My wife and I have a small B&B in the Applegate Valley. In an effort to work towards getting me on staff full time we have decided to start offering classes. Take a look here if you are interested. Here is a small selection of what I am planning to offer. As time and requests permit I hope to add more. Understanding Bench Planes Per Person Price: $70 In the class we will discuss the primary set of planes for a hand-tool woodworker: The fore, try, and smoothing planes. We w...
Ok, I know type 21 isn’t really a type, its actually the type after the last type, but then we know most types are a bit vague anyhow. I am always a little saddened by some statements I hear about the later Stanley planes. Although some of it is justified, most of it can be easily overcome and all can be fixed to make a great user plane. I think overlooking these later planes leaves a whole set of possibilities off the table. Some of the things I like about the later plane...
Rather than code a bunch of pictures into this post, here is a link to my Flickr Set for this plane. So, recently I’ve taken an interest in hand tools. I don’t own any vintage or nice ones (unless you count this one) but that may change really soon. I have always been a history buff so that part of it appeals to me as well. I think being able to go out to my shop and having some nice quiet time working with wood would be very satisfying. Rather than go through my educa...
So I made a mistake. Not a big one but definitely avoidable. When I set my grinder up, I used a nice thick blade to figure out where may angle should be. Unfortunately I forgot to factor in the tapered blade on the old plane makes a RADICAL 10 degree difference to my grinding angle so I realized that I had a 20 bevel angle about early enough correct it. I tapped the stand forward so I ended up with a second bevel of 30 degrees.

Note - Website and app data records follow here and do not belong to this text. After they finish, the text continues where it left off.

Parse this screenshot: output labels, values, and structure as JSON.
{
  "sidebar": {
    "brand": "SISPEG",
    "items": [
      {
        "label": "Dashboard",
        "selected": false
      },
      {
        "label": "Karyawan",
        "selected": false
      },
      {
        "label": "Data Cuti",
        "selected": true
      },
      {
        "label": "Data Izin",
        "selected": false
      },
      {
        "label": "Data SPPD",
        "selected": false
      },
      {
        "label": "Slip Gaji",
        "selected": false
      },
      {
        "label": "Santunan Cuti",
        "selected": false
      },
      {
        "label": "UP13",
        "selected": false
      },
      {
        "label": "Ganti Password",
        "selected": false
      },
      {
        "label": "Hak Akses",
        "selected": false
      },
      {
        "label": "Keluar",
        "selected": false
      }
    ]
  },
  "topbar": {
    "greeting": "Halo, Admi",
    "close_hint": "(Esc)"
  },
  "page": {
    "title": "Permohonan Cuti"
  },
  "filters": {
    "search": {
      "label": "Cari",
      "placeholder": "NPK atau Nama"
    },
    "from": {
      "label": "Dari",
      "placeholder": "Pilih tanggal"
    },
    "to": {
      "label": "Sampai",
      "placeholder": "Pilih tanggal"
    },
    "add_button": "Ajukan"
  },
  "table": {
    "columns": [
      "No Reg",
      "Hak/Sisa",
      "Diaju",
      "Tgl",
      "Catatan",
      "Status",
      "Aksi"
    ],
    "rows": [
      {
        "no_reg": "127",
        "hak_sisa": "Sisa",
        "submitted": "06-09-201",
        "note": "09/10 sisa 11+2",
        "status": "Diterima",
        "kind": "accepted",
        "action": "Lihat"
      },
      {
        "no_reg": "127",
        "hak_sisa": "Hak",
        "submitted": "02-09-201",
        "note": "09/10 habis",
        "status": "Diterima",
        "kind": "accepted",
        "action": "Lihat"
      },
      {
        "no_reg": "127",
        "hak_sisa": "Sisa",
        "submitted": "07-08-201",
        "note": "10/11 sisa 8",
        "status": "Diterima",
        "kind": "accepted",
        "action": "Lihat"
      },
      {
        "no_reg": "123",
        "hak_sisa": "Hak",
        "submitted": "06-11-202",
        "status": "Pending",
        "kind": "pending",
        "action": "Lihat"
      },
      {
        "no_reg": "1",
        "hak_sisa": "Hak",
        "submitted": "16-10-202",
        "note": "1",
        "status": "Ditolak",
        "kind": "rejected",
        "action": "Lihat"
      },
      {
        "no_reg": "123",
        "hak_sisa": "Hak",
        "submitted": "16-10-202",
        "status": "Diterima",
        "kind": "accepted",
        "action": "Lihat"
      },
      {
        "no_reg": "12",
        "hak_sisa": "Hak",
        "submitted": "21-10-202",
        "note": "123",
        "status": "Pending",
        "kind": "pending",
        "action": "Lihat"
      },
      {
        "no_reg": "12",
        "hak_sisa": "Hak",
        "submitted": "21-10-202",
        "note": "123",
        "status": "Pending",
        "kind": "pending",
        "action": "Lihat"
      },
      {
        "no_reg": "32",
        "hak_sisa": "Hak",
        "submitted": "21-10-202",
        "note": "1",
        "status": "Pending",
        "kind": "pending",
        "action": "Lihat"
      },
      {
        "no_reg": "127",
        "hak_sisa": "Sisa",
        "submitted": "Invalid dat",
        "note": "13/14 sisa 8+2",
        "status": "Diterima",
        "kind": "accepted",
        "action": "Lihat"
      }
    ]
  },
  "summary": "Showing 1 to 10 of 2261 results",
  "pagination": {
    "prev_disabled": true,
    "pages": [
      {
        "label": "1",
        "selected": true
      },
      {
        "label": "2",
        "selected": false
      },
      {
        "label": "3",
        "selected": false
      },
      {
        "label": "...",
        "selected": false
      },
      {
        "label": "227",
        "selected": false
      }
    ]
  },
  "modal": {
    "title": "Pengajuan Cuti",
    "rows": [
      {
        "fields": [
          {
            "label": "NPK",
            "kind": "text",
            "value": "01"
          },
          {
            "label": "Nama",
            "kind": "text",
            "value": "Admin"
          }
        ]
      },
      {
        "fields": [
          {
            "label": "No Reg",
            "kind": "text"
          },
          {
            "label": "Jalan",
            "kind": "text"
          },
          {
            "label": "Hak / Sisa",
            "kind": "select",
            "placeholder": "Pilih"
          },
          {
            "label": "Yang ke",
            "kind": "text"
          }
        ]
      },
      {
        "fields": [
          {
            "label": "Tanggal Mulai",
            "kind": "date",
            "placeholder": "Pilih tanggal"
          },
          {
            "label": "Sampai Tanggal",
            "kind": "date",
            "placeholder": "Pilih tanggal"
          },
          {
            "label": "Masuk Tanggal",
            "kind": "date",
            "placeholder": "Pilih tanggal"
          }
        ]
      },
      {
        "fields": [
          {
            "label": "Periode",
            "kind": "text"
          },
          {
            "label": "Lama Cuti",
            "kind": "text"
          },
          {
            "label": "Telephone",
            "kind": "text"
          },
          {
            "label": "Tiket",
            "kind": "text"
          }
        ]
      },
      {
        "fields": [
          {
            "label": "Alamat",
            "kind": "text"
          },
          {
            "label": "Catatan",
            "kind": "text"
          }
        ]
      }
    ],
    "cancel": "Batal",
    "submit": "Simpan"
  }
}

Believe it or not the secondary bevel is big enough to reference ...
- My Journey As A Scroll Saw Pattern Designer - 1199 parts
- Extremely Average - 324 parts
- A journey into the workshop. - 87 parts
- Daily Update - 87 parts
- Just for Fun... - 81 parts
- "Hobbit Holes in MyWorld" --by RusticWoodArt - 77 parts
- WoodWriting Haiku Thursday's --by RusticWoodArt - 74 parts
- The Craftsman's Path - 67 parts
- Workshop Development - 67 parts
- As The Lathe Turns - 67 parts
- Sheila Landry (scrollgirl) - 1221 entries
- frank - 417 entries
- degoose - 388 entries
- dbhost - 333 entries
- Ecocandle - 325 entries
- MsDebbieP - 301 entries
- Martin Sojka - 297 entries
- Karson - 294 entries
- William - 249 entries
- Betsy - 221 entries
- Stevinmarin - 212 entries
- mafe - 208 entries
- Gary Fixler - 204 entries
- Todd A. Clippinger - 187 entries
- Chris Davis - 183 entries
- Rustic - 183 entries
- PurpLev - 162 entries
- shipwright - 160 entries
- BritBoxmaker - 159 entries
- stefang - 145 entries